→ **What is expected**: Scan the entries below and extract each line with the word "icon" in it.

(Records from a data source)
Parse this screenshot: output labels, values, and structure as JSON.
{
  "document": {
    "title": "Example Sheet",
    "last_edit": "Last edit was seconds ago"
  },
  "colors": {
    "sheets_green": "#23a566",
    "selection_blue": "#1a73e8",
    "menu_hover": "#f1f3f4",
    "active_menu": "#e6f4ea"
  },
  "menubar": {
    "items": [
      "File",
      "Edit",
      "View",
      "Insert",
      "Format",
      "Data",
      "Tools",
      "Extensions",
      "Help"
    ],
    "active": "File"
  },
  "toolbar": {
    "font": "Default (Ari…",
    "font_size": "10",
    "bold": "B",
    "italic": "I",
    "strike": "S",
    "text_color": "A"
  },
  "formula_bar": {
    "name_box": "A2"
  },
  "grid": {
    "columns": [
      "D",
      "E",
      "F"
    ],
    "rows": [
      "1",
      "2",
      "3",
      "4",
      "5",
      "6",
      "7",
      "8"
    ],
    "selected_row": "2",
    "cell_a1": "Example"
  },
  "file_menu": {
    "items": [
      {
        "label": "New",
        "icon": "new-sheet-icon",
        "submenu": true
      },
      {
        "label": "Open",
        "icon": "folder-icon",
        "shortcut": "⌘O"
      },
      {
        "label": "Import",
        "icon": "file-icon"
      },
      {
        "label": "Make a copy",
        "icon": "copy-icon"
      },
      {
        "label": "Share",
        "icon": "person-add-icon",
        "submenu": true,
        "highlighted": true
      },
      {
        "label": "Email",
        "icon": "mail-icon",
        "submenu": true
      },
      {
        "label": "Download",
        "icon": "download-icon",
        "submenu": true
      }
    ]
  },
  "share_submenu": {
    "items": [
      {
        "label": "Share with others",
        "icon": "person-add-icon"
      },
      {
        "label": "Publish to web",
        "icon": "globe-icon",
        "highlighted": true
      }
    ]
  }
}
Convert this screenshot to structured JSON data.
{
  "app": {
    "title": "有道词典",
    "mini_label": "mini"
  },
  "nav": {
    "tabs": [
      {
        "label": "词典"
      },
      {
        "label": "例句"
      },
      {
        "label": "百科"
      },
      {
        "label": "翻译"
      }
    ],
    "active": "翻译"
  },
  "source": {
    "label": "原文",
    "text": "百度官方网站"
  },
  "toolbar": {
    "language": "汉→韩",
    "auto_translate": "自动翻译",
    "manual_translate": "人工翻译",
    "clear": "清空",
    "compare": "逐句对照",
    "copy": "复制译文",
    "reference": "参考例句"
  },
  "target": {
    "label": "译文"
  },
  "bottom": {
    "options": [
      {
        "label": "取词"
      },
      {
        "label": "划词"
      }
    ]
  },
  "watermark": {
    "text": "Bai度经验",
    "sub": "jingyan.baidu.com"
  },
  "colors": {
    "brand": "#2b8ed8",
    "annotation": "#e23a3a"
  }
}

→ **Solution for this problem**:
        "icon": "new-sheet-icon",
        "icon": "folder-icon",
        "icon": "file-icon"
        "icon": "copy-icon"
        "icon": "person-add-icon",
        "icon": "mail-icon",
        "icon": "download-icon",
        "icon": "person-add-icon"
        "icon": "globe-icon",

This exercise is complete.